User avatar
quantie
Posts: 907
Joined: October 18th, 2001, 8:47 am

Creating a 21

March 18th, 2004, 9:07 pm

QuoteOriginally posted by: ArrowaySure you get credit too!But there is a MUCH cleaner (and more exact) way...Okay what operators are there in your answer? Surely they are not restricted to { +,-, * , / , ^}
 
User avatar
Arroway
Topic Author
Posts: 580
Joined: January 19th, 2003, 10:06 pm

Creating a 21

March 18th, 2004, 9:30 pm

Yup, you can do it with the set of operators that includes add, subtract, multiply and divide.
 
User avatar
QwertyYuiop
Posts: 36
Joined: October 10th, 2003, 7:39 pm

Creating a 21

March 18th, 2004, 9:44 pm

5+6+7-1 == 21 in octal...
 
User avatar
ob
Posts: 5
Joined: June 8th, 2003, 9:56 pm

Creating a 21

March 18th, 2004, 10:46 pm

Arroway,I got the "clean" solution using only four basic arithmetic operations:6 / (1 - 5/7) = 21
 
User avatar
Arroway
Topic Author
Posts: 580
Joined: January 19th, 2003, 10:06 pm

Creating a 21

March 19th, 2004, 1:49 am

ob is the winner!!!
 
User avatar
marajesh
Posts: 15
Joined: July 14th, 2002, 3:00 am

Creating a 21

March 19th, 2004, 4:33 pm
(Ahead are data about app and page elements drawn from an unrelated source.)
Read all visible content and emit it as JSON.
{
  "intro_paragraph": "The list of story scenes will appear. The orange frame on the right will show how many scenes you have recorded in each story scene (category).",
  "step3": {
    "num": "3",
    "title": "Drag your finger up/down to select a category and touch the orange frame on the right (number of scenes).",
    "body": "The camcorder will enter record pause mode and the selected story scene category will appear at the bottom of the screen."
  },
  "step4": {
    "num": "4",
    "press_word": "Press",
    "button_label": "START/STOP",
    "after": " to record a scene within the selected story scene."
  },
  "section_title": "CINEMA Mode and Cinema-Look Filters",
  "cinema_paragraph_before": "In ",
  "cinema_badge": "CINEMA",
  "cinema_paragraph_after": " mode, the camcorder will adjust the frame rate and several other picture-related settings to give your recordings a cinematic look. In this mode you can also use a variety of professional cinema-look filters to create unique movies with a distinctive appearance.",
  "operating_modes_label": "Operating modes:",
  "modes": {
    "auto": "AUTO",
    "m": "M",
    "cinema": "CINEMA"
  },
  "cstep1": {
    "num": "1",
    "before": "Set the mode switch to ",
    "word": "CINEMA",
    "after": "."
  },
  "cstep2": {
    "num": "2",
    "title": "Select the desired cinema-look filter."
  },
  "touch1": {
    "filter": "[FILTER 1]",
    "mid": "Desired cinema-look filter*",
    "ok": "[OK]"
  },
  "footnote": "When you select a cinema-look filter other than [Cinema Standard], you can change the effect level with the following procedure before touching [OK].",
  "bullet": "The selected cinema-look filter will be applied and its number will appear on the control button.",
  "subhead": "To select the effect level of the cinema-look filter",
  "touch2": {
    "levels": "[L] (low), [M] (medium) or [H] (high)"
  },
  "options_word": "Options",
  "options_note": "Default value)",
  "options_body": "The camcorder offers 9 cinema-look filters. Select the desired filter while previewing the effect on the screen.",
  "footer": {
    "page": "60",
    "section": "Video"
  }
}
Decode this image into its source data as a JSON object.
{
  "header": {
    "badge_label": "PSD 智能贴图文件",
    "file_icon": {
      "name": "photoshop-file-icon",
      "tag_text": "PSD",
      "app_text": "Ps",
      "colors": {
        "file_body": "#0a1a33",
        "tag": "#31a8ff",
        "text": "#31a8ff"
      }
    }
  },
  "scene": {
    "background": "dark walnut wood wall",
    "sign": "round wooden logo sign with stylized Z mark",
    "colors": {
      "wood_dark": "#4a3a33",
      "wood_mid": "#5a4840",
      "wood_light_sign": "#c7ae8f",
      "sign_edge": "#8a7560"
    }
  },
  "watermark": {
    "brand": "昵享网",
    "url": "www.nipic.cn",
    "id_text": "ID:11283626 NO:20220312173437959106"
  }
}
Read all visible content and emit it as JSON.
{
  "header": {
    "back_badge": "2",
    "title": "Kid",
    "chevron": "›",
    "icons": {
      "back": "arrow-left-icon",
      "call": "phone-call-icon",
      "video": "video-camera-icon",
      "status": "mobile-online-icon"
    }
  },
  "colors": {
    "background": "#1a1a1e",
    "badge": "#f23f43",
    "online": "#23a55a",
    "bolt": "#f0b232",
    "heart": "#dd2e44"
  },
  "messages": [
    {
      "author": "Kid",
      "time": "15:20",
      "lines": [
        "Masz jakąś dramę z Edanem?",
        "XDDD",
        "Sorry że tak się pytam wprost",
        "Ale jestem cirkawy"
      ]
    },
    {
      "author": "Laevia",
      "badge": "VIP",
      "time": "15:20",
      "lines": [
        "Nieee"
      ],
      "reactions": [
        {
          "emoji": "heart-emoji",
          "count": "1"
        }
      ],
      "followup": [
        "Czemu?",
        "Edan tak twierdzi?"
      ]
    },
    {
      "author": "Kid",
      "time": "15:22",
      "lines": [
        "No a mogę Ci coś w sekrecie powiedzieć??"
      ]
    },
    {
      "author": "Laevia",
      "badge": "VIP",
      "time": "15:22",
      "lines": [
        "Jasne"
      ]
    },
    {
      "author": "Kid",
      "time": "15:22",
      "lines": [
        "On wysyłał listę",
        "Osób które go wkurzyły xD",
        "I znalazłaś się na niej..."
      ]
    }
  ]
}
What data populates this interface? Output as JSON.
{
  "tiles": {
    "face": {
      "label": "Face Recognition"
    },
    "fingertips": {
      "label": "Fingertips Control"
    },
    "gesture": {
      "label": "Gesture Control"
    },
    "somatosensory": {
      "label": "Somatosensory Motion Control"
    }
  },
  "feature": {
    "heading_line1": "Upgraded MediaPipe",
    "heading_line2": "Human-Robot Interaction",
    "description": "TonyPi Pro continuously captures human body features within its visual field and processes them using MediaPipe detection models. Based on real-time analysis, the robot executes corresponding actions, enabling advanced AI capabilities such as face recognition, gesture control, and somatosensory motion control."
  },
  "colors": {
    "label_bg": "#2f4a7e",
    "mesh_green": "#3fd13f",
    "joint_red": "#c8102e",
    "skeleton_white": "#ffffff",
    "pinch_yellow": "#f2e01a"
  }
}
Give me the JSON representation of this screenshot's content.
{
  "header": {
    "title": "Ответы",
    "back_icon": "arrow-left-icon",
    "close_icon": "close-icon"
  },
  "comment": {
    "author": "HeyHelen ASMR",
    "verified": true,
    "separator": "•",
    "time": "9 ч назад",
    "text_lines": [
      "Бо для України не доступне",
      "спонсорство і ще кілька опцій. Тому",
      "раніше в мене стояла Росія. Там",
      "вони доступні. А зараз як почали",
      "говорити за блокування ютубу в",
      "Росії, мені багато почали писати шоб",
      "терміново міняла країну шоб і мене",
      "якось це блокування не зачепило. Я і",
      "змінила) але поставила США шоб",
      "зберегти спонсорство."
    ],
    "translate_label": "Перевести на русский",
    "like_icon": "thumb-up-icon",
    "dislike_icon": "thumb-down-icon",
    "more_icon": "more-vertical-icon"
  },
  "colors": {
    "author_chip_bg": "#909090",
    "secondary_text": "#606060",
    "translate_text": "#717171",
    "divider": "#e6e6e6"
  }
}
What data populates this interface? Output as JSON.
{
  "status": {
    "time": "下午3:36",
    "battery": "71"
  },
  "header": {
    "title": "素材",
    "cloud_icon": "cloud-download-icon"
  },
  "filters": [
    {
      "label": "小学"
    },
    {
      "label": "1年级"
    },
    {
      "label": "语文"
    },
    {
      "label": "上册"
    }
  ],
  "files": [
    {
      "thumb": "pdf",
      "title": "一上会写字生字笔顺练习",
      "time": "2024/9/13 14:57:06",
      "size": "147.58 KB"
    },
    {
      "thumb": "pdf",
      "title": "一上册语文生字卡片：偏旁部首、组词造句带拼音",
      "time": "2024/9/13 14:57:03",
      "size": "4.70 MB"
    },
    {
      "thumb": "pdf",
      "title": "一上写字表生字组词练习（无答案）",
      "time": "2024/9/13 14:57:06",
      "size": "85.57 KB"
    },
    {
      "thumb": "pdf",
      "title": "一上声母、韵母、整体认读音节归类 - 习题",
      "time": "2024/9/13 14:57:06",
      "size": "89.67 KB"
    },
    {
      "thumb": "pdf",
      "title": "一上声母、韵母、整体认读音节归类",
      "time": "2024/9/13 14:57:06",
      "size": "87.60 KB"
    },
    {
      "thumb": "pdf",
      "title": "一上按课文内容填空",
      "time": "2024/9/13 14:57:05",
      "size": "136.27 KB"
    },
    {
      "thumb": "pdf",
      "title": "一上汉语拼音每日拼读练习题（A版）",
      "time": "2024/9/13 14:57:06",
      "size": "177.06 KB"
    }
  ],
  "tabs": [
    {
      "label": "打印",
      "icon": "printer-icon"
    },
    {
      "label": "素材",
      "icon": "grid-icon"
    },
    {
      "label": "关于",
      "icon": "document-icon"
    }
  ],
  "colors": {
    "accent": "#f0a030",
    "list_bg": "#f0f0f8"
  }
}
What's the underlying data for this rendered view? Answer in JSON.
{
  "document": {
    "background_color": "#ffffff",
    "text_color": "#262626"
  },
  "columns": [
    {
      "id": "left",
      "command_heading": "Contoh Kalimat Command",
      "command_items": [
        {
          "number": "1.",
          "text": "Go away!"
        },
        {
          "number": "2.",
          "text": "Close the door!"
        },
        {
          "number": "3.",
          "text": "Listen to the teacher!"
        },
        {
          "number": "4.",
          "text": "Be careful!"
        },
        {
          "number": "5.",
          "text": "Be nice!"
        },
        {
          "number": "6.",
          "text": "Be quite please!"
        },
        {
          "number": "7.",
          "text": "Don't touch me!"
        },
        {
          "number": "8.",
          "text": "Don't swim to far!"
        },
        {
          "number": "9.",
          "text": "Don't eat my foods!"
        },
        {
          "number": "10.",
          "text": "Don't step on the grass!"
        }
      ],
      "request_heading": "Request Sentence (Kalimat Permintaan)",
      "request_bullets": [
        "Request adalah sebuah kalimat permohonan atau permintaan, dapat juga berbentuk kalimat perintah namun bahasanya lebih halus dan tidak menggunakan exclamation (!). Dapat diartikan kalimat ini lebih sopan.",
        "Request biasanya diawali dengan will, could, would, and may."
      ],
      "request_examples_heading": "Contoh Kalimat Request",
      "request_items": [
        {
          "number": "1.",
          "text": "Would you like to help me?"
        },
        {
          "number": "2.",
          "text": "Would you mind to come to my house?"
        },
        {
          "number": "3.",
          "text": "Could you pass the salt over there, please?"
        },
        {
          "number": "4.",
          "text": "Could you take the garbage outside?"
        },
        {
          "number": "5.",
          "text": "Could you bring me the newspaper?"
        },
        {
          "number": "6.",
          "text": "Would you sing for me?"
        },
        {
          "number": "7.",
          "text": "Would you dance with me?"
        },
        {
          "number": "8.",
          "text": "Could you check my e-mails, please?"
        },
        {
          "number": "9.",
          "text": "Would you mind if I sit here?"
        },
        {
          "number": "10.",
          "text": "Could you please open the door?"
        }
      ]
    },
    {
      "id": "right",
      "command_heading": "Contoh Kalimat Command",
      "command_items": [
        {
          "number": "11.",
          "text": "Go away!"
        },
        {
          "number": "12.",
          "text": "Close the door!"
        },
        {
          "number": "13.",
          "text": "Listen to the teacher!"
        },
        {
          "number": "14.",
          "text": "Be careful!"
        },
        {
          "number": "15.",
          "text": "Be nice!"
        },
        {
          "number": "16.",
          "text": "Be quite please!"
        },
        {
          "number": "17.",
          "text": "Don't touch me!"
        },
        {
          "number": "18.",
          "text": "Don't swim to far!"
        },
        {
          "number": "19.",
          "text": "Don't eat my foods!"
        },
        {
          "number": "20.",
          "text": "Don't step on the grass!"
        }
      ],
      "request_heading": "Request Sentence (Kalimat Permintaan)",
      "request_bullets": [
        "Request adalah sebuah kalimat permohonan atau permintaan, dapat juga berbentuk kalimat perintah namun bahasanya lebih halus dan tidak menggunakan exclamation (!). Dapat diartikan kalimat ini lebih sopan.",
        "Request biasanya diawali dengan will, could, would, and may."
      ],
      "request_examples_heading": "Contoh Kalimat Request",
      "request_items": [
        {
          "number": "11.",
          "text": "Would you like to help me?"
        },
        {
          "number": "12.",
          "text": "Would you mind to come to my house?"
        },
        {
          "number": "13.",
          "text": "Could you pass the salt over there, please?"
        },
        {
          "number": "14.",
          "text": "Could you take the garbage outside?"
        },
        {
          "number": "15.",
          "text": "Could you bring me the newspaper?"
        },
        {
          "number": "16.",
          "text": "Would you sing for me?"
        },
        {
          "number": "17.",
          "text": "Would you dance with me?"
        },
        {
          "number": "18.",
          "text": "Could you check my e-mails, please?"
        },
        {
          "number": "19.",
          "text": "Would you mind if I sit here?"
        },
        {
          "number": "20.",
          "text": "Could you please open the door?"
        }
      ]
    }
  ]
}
can U do 7 *6/+(sqrt(5-1))
 
User avatar
Arroway
Topic Author
Posts: 580
Joined: January 19th, 2003, 10:06 pm

Creating a 21

March 19th, 2004, 4:47 pm

While I am lenient, I don't know if that one qualifies. The reason is that square root is equivalent to raising to the one half power. Obviously you need a one and a two to do that. Maybe squares and square roots are operators in and of themselves, as opposed to "just" being powers, but that's something we can all vote on...
 
User avatar
quantie
Posts: 907
Joined: October 18th, 2001, 8:47 am

Creating a 21

March 19th, 2004, 5:55 pm

QuoteOriginally posted by: ArrowayWhile I am lenient, I don't know if that one qualifies. The reason is that square root is equivalent to raising to the one half power. Obviously you need a one and a two to do that. Maybe squares and square roots are operators in and of themselves, as opposed to "just" being powers, but that's something we can all vote on...okay lets change the problem to 22 I've got three answers here!
ABOUT WILMOTT

PW by JB

Wilmott.com has been "Serving the Quantitative Finance Community" since 2001. Continued...


Twitter LinkedIn Instagram

JOBS BOARD

JOBS BOARD

Looking for a quant job, risk, algo trading,...? Browse jobs here...


GZIP: On